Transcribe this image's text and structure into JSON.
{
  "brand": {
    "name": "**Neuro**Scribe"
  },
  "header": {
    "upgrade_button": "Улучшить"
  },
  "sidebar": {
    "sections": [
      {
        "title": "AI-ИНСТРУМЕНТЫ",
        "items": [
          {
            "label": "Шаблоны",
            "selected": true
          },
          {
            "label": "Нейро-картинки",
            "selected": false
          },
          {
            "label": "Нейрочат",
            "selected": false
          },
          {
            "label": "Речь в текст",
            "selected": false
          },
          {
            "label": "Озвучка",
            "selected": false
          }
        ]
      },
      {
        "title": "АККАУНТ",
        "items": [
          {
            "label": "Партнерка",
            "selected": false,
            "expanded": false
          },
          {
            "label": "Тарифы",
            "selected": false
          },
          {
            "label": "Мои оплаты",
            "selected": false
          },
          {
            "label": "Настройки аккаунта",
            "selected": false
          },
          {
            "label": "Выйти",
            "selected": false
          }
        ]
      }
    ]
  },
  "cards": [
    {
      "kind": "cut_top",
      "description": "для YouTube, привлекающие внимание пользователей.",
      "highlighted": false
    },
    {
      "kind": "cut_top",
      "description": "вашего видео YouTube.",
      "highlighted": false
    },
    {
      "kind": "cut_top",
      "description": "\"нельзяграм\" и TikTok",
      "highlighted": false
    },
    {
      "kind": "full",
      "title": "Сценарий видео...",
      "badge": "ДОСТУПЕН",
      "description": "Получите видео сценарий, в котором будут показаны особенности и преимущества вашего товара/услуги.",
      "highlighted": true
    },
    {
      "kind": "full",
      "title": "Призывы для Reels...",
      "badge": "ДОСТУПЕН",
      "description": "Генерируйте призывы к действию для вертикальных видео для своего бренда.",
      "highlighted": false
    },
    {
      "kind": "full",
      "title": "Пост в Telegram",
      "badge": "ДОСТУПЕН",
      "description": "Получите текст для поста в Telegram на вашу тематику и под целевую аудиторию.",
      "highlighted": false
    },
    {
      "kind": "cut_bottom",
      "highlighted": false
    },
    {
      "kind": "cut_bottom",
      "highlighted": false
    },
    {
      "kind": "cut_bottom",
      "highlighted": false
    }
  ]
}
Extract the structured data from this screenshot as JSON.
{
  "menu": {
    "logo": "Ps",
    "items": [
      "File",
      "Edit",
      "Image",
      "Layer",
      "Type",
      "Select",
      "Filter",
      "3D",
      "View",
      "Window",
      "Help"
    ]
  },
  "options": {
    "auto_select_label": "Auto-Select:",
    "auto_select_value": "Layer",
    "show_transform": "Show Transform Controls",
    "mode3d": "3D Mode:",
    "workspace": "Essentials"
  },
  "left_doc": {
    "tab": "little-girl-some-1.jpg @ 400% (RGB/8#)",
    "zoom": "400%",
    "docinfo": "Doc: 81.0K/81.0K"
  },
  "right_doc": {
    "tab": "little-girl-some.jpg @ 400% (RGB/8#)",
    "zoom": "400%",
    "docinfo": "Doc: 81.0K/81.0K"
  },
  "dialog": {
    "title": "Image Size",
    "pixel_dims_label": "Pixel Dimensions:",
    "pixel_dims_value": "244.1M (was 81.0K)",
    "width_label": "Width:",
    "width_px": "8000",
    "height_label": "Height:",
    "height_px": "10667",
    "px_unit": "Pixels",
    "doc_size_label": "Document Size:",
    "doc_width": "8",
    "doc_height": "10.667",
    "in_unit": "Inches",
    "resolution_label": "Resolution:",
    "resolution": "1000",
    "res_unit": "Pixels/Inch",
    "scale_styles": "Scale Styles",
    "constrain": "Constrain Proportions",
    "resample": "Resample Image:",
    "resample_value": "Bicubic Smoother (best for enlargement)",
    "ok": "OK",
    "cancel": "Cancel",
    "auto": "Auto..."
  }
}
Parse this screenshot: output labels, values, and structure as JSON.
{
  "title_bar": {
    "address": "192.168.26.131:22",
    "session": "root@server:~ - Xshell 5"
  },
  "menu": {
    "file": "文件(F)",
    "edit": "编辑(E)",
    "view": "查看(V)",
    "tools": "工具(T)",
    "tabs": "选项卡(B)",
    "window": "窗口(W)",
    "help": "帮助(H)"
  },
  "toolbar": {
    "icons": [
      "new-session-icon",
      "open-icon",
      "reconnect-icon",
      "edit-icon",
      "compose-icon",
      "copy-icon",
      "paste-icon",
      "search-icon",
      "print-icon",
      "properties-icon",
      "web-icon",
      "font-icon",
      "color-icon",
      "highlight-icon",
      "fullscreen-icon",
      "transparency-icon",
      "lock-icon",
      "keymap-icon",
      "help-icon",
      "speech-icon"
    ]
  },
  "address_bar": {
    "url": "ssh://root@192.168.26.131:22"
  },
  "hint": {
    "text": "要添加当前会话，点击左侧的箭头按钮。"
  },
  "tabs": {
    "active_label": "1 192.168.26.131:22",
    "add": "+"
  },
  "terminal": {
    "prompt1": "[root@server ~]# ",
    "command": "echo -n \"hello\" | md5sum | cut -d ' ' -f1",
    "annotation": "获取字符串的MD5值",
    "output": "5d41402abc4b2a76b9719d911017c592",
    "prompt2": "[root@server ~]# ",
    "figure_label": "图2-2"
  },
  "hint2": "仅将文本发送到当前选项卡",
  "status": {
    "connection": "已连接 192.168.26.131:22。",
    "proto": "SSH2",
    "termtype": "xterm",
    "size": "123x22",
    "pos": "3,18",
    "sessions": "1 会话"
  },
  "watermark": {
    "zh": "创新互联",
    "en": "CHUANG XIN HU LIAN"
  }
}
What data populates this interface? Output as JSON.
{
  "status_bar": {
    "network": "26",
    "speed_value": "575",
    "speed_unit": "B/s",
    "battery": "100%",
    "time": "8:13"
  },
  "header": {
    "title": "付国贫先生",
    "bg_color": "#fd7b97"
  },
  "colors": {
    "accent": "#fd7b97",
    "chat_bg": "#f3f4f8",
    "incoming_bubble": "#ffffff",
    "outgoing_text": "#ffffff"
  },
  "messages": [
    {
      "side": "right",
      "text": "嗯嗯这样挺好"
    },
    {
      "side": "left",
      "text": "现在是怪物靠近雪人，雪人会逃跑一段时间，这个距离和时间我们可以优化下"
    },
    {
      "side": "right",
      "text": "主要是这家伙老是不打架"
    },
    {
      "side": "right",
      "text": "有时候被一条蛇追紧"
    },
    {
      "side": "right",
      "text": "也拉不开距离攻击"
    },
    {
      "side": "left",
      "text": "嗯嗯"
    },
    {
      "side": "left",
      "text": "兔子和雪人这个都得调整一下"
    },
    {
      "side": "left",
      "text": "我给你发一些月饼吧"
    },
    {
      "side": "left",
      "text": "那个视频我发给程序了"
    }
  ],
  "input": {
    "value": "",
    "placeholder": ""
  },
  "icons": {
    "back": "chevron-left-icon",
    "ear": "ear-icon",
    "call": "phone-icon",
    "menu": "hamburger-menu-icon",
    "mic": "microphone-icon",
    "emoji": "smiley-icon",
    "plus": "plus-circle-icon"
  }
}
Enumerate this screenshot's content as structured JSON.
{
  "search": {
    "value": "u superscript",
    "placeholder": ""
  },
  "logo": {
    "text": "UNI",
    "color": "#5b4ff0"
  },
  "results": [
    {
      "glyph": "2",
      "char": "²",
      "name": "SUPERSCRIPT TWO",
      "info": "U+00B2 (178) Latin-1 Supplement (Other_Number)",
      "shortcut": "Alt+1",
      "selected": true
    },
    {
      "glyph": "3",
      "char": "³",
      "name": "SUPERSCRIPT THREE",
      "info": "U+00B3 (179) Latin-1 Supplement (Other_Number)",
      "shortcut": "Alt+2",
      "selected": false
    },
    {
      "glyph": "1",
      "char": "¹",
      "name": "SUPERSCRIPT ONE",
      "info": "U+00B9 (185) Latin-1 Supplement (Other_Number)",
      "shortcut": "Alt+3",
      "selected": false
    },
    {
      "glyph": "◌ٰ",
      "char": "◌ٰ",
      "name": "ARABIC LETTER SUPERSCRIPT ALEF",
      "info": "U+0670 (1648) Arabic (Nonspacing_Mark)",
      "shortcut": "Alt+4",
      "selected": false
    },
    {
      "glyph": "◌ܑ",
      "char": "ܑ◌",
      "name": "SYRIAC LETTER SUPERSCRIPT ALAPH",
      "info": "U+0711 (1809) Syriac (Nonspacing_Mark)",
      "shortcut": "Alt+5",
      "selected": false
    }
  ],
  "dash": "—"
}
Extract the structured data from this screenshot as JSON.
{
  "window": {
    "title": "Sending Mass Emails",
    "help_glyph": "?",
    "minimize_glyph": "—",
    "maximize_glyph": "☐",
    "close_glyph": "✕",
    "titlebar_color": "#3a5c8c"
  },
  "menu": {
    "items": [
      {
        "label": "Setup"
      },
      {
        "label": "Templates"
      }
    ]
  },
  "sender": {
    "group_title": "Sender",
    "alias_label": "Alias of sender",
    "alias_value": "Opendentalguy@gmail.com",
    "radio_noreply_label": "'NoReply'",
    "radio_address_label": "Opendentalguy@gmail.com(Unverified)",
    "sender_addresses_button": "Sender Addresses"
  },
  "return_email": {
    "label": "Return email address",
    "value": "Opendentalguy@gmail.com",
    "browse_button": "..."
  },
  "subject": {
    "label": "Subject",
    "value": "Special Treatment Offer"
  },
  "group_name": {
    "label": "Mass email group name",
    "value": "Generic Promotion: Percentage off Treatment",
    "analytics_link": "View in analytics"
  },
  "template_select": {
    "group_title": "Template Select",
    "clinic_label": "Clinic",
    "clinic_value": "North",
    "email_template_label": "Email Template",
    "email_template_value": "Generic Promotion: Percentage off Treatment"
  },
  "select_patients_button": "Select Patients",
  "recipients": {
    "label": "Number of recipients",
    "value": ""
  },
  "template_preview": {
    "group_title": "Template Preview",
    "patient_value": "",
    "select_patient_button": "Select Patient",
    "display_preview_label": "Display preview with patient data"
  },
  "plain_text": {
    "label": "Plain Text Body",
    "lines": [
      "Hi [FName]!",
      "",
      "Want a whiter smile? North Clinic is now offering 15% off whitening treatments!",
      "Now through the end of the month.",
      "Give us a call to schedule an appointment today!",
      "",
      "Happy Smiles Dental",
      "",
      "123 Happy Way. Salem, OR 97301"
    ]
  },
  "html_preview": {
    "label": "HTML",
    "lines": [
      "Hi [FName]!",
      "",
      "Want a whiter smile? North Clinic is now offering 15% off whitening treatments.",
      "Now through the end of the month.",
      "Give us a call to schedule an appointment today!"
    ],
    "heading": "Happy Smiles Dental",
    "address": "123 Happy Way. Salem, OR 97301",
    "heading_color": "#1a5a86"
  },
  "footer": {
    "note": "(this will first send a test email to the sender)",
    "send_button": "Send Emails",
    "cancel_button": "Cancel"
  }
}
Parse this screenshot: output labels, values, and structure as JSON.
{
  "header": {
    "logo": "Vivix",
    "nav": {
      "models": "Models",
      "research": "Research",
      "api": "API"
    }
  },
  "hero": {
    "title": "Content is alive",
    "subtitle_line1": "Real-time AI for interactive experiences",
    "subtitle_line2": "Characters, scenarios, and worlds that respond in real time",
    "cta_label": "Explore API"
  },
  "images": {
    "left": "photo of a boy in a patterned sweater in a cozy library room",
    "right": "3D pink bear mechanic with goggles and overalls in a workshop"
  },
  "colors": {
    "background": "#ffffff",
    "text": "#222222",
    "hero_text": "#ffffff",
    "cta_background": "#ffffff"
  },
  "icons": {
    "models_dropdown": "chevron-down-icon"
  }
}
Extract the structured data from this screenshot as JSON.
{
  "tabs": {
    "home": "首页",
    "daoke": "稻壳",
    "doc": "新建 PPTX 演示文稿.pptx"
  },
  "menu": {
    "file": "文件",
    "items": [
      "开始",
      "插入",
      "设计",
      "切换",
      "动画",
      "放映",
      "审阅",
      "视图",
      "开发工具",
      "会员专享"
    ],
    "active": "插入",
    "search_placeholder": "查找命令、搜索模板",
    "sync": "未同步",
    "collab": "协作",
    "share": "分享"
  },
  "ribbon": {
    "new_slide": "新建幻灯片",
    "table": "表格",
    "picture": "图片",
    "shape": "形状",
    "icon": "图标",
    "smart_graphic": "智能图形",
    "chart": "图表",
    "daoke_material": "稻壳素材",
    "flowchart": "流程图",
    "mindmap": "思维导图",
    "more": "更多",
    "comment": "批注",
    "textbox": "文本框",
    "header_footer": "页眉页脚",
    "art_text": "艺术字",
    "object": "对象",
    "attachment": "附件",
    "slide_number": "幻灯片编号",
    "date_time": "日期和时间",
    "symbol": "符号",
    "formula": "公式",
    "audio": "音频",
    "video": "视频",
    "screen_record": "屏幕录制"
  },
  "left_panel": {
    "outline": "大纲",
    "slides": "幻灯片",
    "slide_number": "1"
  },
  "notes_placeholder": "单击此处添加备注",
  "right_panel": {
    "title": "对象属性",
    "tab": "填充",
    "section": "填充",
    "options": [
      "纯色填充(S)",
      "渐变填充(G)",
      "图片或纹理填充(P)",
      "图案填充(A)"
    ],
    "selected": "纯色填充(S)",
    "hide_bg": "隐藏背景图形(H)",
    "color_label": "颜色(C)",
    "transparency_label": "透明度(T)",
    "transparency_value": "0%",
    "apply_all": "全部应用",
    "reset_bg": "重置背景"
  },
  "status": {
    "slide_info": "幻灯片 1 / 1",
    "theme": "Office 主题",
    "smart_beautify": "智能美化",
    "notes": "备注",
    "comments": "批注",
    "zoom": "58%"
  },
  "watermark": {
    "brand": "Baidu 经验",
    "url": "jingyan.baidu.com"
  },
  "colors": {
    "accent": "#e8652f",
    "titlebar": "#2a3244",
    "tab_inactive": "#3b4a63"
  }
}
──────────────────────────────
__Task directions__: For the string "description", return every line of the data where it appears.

__Exercise answer__:
      "description": "для YouTube, привлекающие внимание пользователей.",
      "description": "вашего видео YouTube.",
      "description": "\"нельзяграм\" и TikTok",
      "description": "Получите видео сценарий, в котором будут показаны особенности и преимущества вашего товара/услуги.",
      "description": "Генерируйте призывы к действию для вертикальных видео для своего бренда.",
      "description": "Получите текст для поста в Telegram на вашу тематику и под целевую аудиторию.",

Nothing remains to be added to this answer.